Randy Bryce has it all: a decent war chest, a camera-ready working-class persona, and a mustache. Now the Wisconsin Democrat can boast of something else: an endorsement from former President Barack Obama.

“Today, I’m proud to endorse even more Democratic candidates who aren’t just running against something, but for something—to expand opportunity for all of us and to restore dignity, honor, and compassion to public service,” Obama wrote. “They deserve your vote.”

One of the deserving was Bryce, and Republicans should take notice. An Obama endorsement could mean momentum for the man trying to win the seat House Speaker Paul Ryan will soon vacate.

Obama knows that his support can be a blessing and a curse depending on the district. One word from the former president can send hordes of people to the polls in support or in opposition to his preferred candidate. But Obama has reason to feel confident in his Wisconsin endorsement.
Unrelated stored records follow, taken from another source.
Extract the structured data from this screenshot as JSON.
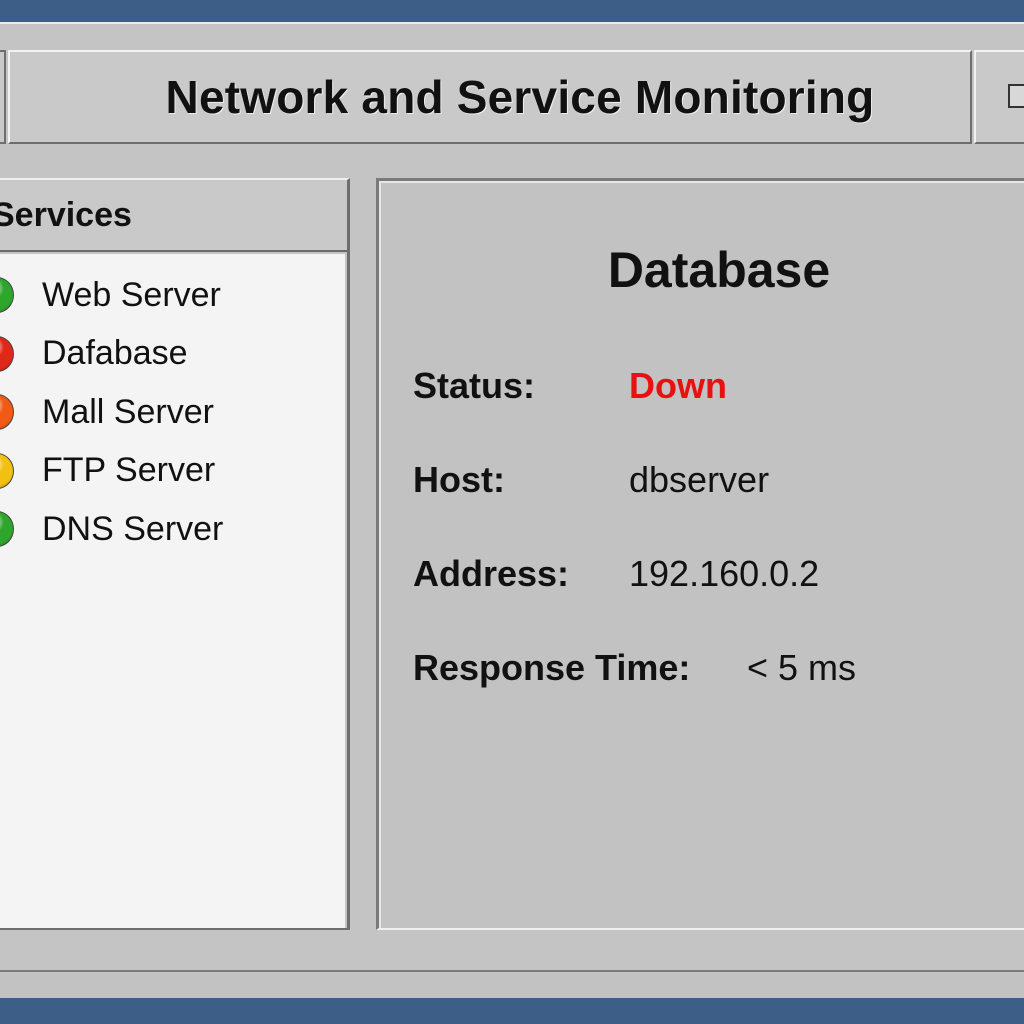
{
  "window": {
    "title": "Network and Service Monitoring"
  },
  "services": {
    "header": "Services",
    "items": [
      {
        "label": "Web Server",
        "status_color": "#2ea52b"
      },
      {
        "label": "Dafabase",
        "status_color": "#e02818"
      },
      {
        "label": "Mall Server",
        "status_color": "#f05a14"
      },
      {
        "label": "FTP Server",
        "status_color": "#f2c010"
      },
      {
        "label": "DNS Server",
        "status_color": "#2ea52b"
      }
    ]
  },
  "detail": {
    "title": "Database",
    "status_label": "Status:",
    "status_value": "Down",
    "status_color": "#e81010",
    "host_label": "Host:",
    "host_value": "dbserver",
    "address_label": "Address:",
    "address_value": "192.160.0.2",
    "response_label": "Response Time:",
    "response_value": "< 5 ms"
  }
}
The 1st Congressional District in Wisconsin voted 52 to 42 for Trump over Hillary Clinton in 2016 and before that 52 to 47 for Mitt Romney over Obama in 2012. But rewind the clock to 2008 and Obama carried the district over John McCain, 51-48.
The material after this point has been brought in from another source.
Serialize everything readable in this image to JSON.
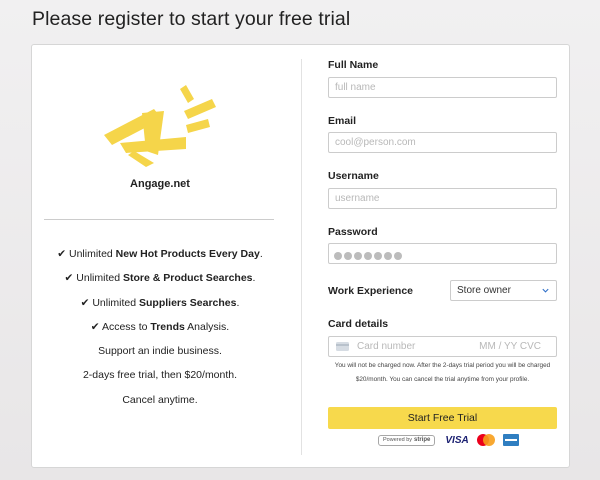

Obama must be betting that nostalgia combined with the current political craziness could magnify the effect of his endorsement. It is possible that’s why he held off on including Bryce in his first round of endorsements earlier this year. Maybe Obama sees more and more blue as Election Day approaches.

Republican Gov. Scott Walker has been warning for months that a blue wave will come crashing down on his party. Thanks to Obama, Bryce could be a case in point. Earlier in September, the New York Times upshot blog had Bryce trailing his Republican opponent, Bryan Steil, by just six points, 50 to 44 percent. In context, those numbers are even more encouraging to the Left.

Ryan won’t be on the ballot this November like he was when Obama lost there in 2012. But his doppelganger will be (Ryan and Steil sport similar haircuts, smiles, and even sweater vests). And Trump will be on the ballot in spirit. Anti-incumbent fervor, combined with Obama nostalgia, could cut against Republicans come November, even in Paul Ryan's district.